- Each of the women alleged numerous instances of harassment by different co-workers that included crude comments, groping and sexual propositions. While a jury could conclude that a reasonable person would find the conduct severe and pervasive enough to constitute a hostile work environment, said the judge, prompt remedial action shields an employer from liability when the harassing conduct is committed by a co-worker rather than by a supervisor: "When coworkers, rather than supervisors, are responsible for the creating and perpetuation of a hostile work environment ... an employer can only be liable if the harassment is causally connected to some negligence on the employer's part."
- The employer had a harassment reporting procedure in place, which each of the plaintiffs used. When harassment was reported, the employer tried, within 24 hours, to separate the complainant from the accused driver, arrange overnight lodging and transportation as appropriate, investigate the complaint, relieve the complainant from future assignments with the alleged harasser and impose discipline as necessary. Because the plaintiffs failed to demonstrate a genuine issue of material fact that the employer's response to their harassment complaints was negligent, the court granted summary judgment to the employer.
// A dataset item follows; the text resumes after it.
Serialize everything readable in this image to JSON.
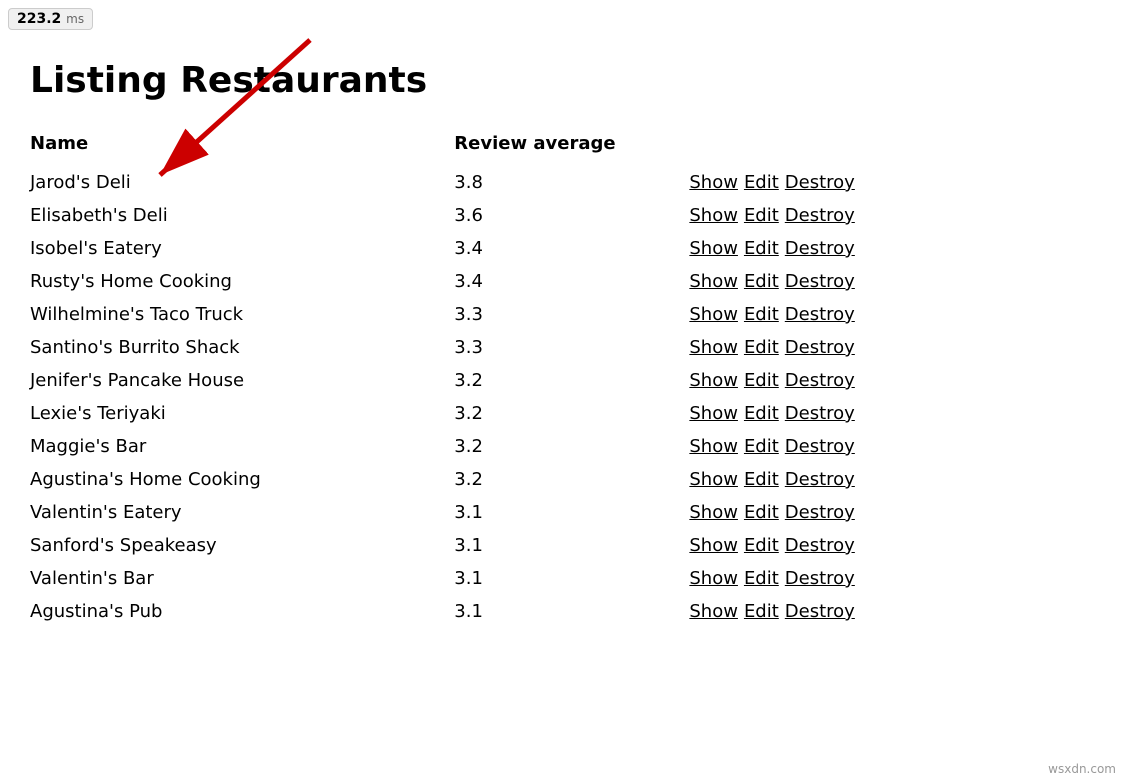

While workplace harassment is always troubling and illegal, this case highlights the different standards for employer liability when the harassment is perpetuated by a coworker vs. a supervisor.
According to the U.S. Equal Employment Opportunity Commission (EEOC), an employer is automatically liable for harassment by a supervisor that results in a negative employment action such as termination, failure to promote or hire and loss of wages.
If the supervisor's harassment results in a hostile work environment, the employer can avoid liability only if it can prove that: 1) it reasonably tried to prevent and promptly correct the harassing behavior; and 2) the employee unreasonably failed to take advantage of any preventive or corrective opportunities provided by the employer.
On the other hand, when the harassment is perpetuated by non-supervisory employees or non-employees over whom the employer has control (such as independent contractors or customers on the premises), the employer is liable only if it knew, or should have known, about the harassment and failed to take prompt and appropriate corrective action.
Regardless of whether alleged harassment is at the hands of a supervisor or co-worker, HR should take all complaints seriously and investigate them promptly.